I am allergic to charts and math. In response to them I suffer from the following –
X= modelitis
Y= meltdown and
Z= facial tic

so X+Y+Z= the need to resort to dipsomania and have a bloody good romp as a consequence.


OHHH…. I see where you were leading….. nice!

The cops are weary of me and wouldn’t help me out if I begged them too, so you are safe for the moment.

Your (2)(b) earns you the most Brownie points and makes me wonder how many frequent flier points you have accumulated. Australia must be about 70,000.

Men are not the only horny creatures, Australian women can scare the crap out of their native counterparts.

Yes. I am tall, but I’m worth the climb. There are 6 feet of me all up, and I wear 6″ heels to intimidate people, because I fucking well can, you shortarse.


For weeks we wrote to each other without ever speaking. It was a game, an intrigue. Neither of us could sleep. The things we wrote to each other were exciting, crude, weird, fantastic. We were elevated above the mundane by our refusal to even touch on the most obvious of questions.
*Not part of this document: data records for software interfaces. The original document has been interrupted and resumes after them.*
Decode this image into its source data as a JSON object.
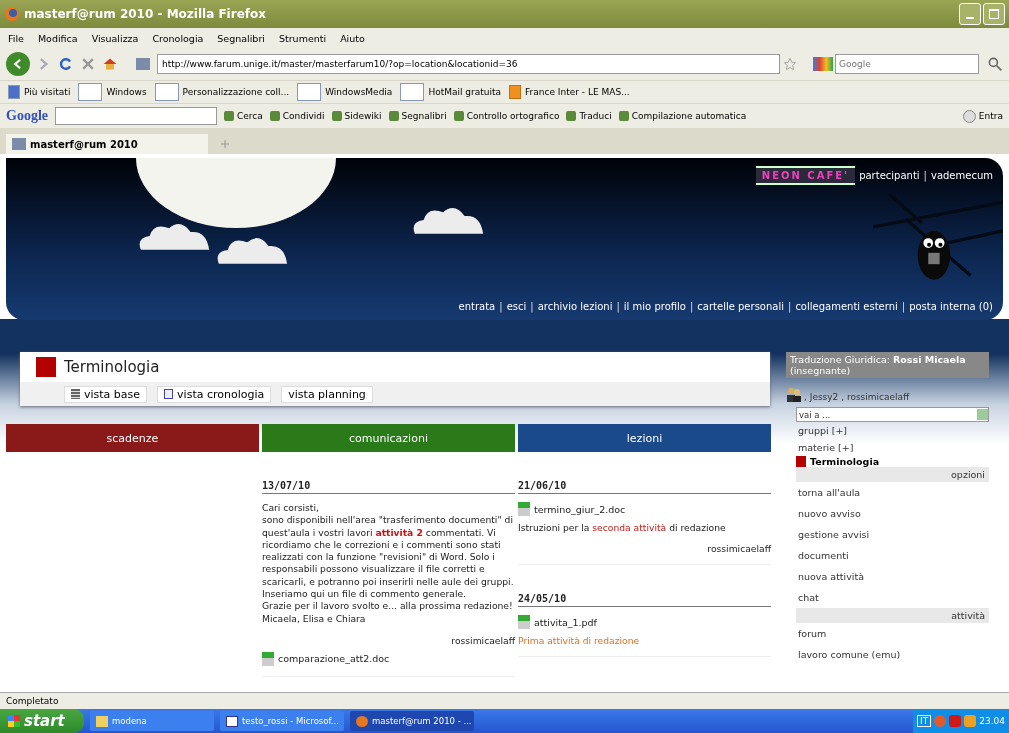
{
  "window": {
    "title": "masterf@rum 2010 - Mozilla Firefox"
  },
  "menu": [
    "File",
    "Modifica",
    "Visualizza",
    "Cronologia",
    "Segnalibri",
    "Strumenti",
    "Aiuto"
  ],
  "address": {
    "value": "http://www.farum.unige.it/master/masterfarum10/?op=location&locationid=36"
  },
  "search": {
    "placeholder": "Google"
  },
  "bookmarks": [
    {
      "label": "Più visitati",
      "kind": "special"
    },
    {
      "label": "Windows",
      "kind": "page"
    },
    {
      "label": "Personalizzazione coll...",
      "kind": "page"
    },
    {
      "label": "WindowsMedia",
      "kind": "page"
    },
    {
      "label": "HotMail gratuita",
      "kind": "page"
    },
    {
      "label": "France Inter - LE MAS...",
      "kind": "feed"
    }
  ],
  "google_toolbar": {
    "brand": "Google",
    "items": [
      "Cerca",
      "Condividi",
      "Sidewiki",
      "Segnalibri",
      "Controllo ortografico",
      "Traduci",
      "Compilazione automatica"
    ],
    "signin": "Entra"
  },
  "tabs": [
    {
      "label": "masterf@rum 2010",
      "selected": true
    }
  ],
  "header": {
    "logo": "NEON CAFE'",
    "separator": "|",
    "top_links": [
      "partecipanti",
      "vademecum"
    ],
    "nav": [
      "entrata",
      "esci",
      "archivio lezioni",
      "il mio profilo",
      "cartelle personali",
      "collegamenti esterni",
      "posta interna (0)"
    ]
  },
  "course": {
    "title": "Terminologia",
    "color": "#b30000",
    "views": [
      {
        "label": "vista base",
        "kind": "list"
      },
      {
        "label": "vista cronologia",
        "kind": "calendar"
      },
      {
        "label": "vista planning",
        "kind": "plain"
      }
    ]
  },
  "columns": [
    {
      "title": "scadenze",
      "color": "#8a1a1a"
    },
    {
      "title": "comunicazioni",
      "color": "#2a7a1a",
      "entries": [
        {
          "date": "13/07/10",
          "paragraphs": [
            "Cari corsisti,",
            "sono disponibili nell'area \"trasferimento documenti\" di quest'aula i vostri lavori **attività 2** commentati. Vi ricordiamo che le correzioni e i commenti sono stati realizzati con la funzione \"revisioni\" di Word. Solo i responsabili possono visualizzare il file corretti e scaricarli, e potranno poi inserirli nelle aule dei gruppi. Inseriamo qui un file di commento generale.",
            "Grazie per il lavoro svolto e... alla prossima redazione!",
            "Micaela, Elisa e Chiara"
          ],
          "author": "rossimicaelaff",
          "attachment": "comparazione_att2.doc"
        }
      ]
    },
    {
      "title": "lezioni",
      "color": "#1a4a8a",
      "entries": [
        {
          "date": "21/06/10",
          "attachment": "termino_giur_2.doc",
          "description": [
            {
              "text": "Istruzioni per la ",
              "highlight": false,
              "accent": false
            },
            {
              "text": "seconda attività",
              "highlight": true,
              "accent": false
            },
            {
              "text": " di redazione",
              "highlight": false,
              "accent": false
            }
          ],
          "author": "rossimicaelaff"
        },
        {
          "date": "24/05/10",
          "attachment": "attivita_1.pdf",
          "description": [
            {
              "text": "Prima attività di redazione",
              "highlight": false,
              "accent": true
            }
          ]
        }
      ]
    }
  ],
  "sidebar": {
    "info": "Traduzione Giuridica: **Rossi Micaela** (insegnante)",
    "users": ", Jessy2 , rossimicaelaff",
    "select": {
      "value": "vai a ..."
    },
    "links": [
      "gruppi [+]",
      "materie [+]"
    ],
    "current": "Terminologia",
    "sections": [
      {
        "title": "opzioni",
        "items": [
          "torna all'aula",
          "nuovo avviso",
          "gestione avvisi",
          "documenti",
          "nuova attività",
          "chat"
        ]
      },
      {
        "title": "attività",
        "items": [
          "forum",
          "lavoro comune (emu)"
        ]
      }
    ]
  },
  "status_bar": "Completato",
  "taskbar": {
    "start": "start",
    "tasks": [
      {
        "label": "modena",
        "kind": "folder",
        "selected": false
      },
      {
        "label": "testo_rossi - Microsof...",
        "kind": "document",
        "selected": false
      },
      {
        "label": "masterf@rum 2010 - ...",
        "kind": "browser",
        "selected": true
      }
    ],
    "language": "IT",
    "clock": "23.04"
  }
}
There was no talk of birth dates, star signs, schools and personal history, there was only imagination.  We skipped the details and got straight down to the mentality of each other.

One day I asked him why he’d never called me, considering my phone number was part of the automatically generated signature at the bottom of every email.

Instantly the phone rang.

My heart skipped, stopped and raced as I reached for the receiver.

“Because you never asked me to.” Voiced a slow drawl from across the ocean.

To be continued…